Assignment | All records below must be retyped exactly.

Listed entries |
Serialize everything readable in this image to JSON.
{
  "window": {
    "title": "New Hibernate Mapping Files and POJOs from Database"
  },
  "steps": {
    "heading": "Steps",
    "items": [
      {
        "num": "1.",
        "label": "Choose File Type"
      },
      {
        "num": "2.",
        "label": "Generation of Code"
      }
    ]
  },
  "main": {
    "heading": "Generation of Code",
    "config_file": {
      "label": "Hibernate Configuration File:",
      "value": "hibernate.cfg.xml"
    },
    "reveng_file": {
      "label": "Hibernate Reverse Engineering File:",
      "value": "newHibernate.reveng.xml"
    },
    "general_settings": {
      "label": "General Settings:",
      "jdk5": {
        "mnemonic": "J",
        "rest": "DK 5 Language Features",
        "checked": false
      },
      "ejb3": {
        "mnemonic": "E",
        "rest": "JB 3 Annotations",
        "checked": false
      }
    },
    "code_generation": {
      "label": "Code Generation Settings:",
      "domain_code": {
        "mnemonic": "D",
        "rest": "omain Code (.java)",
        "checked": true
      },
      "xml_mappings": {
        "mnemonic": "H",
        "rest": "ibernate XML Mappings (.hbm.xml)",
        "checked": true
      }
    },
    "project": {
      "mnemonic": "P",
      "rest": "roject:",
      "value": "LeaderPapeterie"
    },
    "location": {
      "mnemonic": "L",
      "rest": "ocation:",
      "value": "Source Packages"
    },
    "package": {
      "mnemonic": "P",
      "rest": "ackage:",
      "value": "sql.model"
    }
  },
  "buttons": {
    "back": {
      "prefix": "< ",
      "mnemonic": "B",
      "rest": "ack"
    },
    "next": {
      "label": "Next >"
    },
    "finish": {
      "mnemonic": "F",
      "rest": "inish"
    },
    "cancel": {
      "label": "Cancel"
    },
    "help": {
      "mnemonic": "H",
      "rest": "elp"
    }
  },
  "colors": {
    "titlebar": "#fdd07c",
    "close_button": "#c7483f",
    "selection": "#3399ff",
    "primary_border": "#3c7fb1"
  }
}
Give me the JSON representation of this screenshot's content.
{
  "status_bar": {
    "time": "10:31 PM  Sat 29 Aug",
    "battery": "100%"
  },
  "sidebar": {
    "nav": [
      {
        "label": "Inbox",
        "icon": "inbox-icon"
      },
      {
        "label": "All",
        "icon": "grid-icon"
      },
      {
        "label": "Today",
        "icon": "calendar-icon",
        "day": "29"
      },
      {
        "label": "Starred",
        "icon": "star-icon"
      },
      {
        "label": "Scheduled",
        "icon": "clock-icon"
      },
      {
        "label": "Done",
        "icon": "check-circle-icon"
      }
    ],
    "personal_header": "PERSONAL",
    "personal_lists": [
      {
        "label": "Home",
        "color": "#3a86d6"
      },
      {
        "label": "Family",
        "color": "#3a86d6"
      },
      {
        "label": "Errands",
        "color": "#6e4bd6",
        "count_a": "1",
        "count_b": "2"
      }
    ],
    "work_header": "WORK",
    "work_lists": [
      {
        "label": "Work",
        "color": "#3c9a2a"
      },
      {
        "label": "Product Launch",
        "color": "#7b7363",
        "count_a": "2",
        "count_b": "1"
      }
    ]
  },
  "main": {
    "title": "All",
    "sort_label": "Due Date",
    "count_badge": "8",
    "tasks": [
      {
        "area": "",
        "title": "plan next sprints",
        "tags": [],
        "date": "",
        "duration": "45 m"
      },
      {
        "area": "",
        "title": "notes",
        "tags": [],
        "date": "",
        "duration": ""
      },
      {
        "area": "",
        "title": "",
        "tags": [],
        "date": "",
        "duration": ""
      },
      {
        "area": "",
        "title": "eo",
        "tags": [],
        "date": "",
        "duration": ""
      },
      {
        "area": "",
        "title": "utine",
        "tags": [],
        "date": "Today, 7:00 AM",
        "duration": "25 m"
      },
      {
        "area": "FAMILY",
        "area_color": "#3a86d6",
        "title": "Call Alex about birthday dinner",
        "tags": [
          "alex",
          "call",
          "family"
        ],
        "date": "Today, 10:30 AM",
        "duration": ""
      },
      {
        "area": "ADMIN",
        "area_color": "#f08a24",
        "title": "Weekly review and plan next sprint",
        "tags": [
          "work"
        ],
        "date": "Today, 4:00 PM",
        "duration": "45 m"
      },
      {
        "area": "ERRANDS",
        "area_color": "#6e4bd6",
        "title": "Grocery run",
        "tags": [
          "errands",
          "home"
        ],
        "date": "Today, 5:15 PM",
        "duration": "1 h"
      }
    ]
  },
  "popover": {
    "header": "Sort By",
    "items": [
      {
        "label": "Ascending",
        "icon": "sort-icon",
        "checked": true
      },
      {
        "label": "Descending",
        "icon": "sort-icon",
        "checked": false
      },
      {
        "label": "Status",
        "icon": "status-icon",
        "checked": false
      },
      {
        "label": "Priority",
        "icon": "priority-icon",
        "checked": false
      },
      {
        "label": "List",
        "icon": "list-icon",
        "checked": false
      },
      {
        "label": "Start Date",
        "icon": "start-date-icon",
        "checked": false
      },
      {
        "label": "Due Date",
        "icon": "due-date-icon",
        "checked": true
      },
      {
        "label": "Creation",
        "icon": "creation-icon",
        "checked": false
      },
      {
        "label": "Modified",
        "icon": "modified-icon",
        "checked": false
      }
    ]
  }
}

Problem solution |
Serialize everything readable in this image to JSON.
{
  "window": {
    "title": "New Hibernate Mapping Files and POJOs from Database"
  },
  "steps": {
    "heading": "Steps",
    "items": [
      {
        "num": "1.",
        "label": "Choose File Type"
      },
      {
        "num": "2.",
        "label": "Generation of Code"
      }
    ]
  },
  "main": {
    "heading": "Generation of Code",
    "config_file": {
      "label": "Hibernate Configuration File:",
      "value": "hibernate.cfg.xml"
    },
    "reveng_file": {
      "label": "Hibernate Reverse Engineering File:",
      "value": "newHibernate.reveng.xml"
    },
    "general_settings": {
      "label": "General Settings:",
      "jdk5": {
        "mnemonic": "J",
        "rest": "DK 5 Language Features",
        "checked": false
      },
      "ejb3": {
        "mnemonic": "E",
        "rest": "JB 3 Annotations",
        "checked": false
      }
    },
    "code_generation": {
      "label": "Code Generation Settings:",
      "domain_code": {
        "mnemonic": "D",
        "rest": "omain Code (.java)",
        "checked": true
      },
      "xml_mappings": {
        "mnemonic": "H",
        "rest": "ibernate XML Mappings (.hbm.xml)",
        "checked": true
      }
    },
    "project": {
      "mnemonic": "P",
      "rest": "roject:",
      "value": "LeaderPapeterie"
    },
    "location": {
      "mnemonic": "L",
      "rest": "ocation:",
      "value": "Source Packages"
    },
    "package": {
      "mnemonic": "P",
      "rest": "ackage:",
      "value": "sql.model"
    }
  },
  "buttons": {
    "back": {
      "prefix": "< ",
      "mnemonic": "B",
      "rest": "ack"
    },
    "next": {
      "label": "Next >"
    },
    "finish": {
      "mnemonic": "F",
      "rest": "inish"
    },
    "cancel": {
      "label": "Cancel"
    },
    "help": {
      "mnemonic": "H",
      "rest": "elp"
    }
  },
  "colors": {
    "titlebar": "#fdd07c",
    "close_button": "#c7483f",
    "selection": "#3399ff",
    "primary_border": "#3c7fb1"
  }
}
Give me the JSON representation of this screenshot's content.
{
  "status_bar": {
    "time": "10:31 PM  Sat 29 Aug",
    "battery": "100%"
  },
  "sidebar": {
    "nav": [
      {
        "label": "Inbox",
        "icon": "inbox-icon"
      },
      {
        "label": "All",
        "icon": "grid-icon"
      },
      {
        "label": "Today",
        "icon": "calendar-icon",
        "day": "29"
      },
      {
        "label": "Starred",
        "icon": "star-icon"
      },
      {
        "label": "Scheduled",
        "icon": "clock-icon"
      },
      {
        "label": "Done",
        "icon": "check-circle-icon"
      }
    ],
    "personal_header": "PERSONAL",
    "personal_lists": [
      {
        "label": "Home",
        "color": "#3a86d6"
      },
      {
        "label": "Family",
        "color": "#3a86d6"
      },
      {
        "label": "Errands",
        "color": "#6e4bd6",
        "count_a": "1",
        "count_b": "2"
      }
    ],
    "work_header": "WORK",
    "work_lists": [
      {
        "label": "Work",
        "color": "#3c9a2a"
      },
      {
        "label": "Product Launch",
        "color": "#7b7363",
        "count_a": "2",
        "count_b": "1"
      }
    ]
  },
  "main": {
    "title": "All",
    "sort_label": "Due Date",
    "count_badge": "8",
    "tasks": [
      {
        "area": "",
        "title": "plan next sprints",
        "tags": [],
        "date": "",
        "duration": "45 m"
      },
      {
        "area": "",
        "title": "notes",
        "tags": [],
        "date": "",
        "duration": ""
      },
      {
        "area": "",
        "title": "",
        "tags": [],
        "date": "",
        "duration": ""
      },
      {
        "area": "",
        "title": "eo",
        "tags": [],
        "date": "",
        "duration": ""
      },
      {
        "area": "",
        "title": "utine",
        "tags": [],
        "date": "Today, 7:00 AM",
        "duration": "25 m"
      },
      {
        "area": "FAMILY",
        "area_color": "#3a86d6",
        "title": "Call Alex about birthday dinner",
        "tags": [
          "alex",
          "call",
          "family"
        ],
        "date": "Today, 10:30 AM",
        "duration": ""
      },
      {
        "area": "ADMIN",
        "area_color": "#f08a24",
        "title": "Weekly review and plan next sprint",
        "tags": [
          "work"
        ],
        "date": "Today, 4:00 PM",
        "duration": "45 m"
      },
      {
        "area": "ERRANDS",
        "area_color": "#6e4bd6",
        "title": "Grocery run",
        "tags": [
          "errands",
          "home"
        ],
        "date": "Today, 5:15 PM",
        "duration": "1 h"
      }
    ]
  },
  "popover": {
    "header": "Sort By",
    "items": [
      {
        "label": "Ascending",
        "icon": "sort-icon",
        "checked": true
      },
      {
        "label": "Descending",
        "icon": "sort-icon",
        "checked": false
      },
      {
        "label": "Status",
        "icon": "status-icon",
        "checked": false
      },
      {
        "label": "Priority",
        "icon": "priority-icon",
        "checked": false
      },
      {
        "label": "List",
        "icon": "list-icon",
        "checked": false
      },
      {
        "label": "Start Date",
        "icon": "start-date-icon",
        "checked": false
      },
      {
        "label": "Due Date",
        "icon": "due-date-icon",
        "checked": true
      },
      {
        "label": "Creation",
        "icon": "creation-icon",
        "checked": false
      },
      {
        "label": "Modified",
        "icon": "modified-icon",
        "checked": false
      }
    ]
  }
}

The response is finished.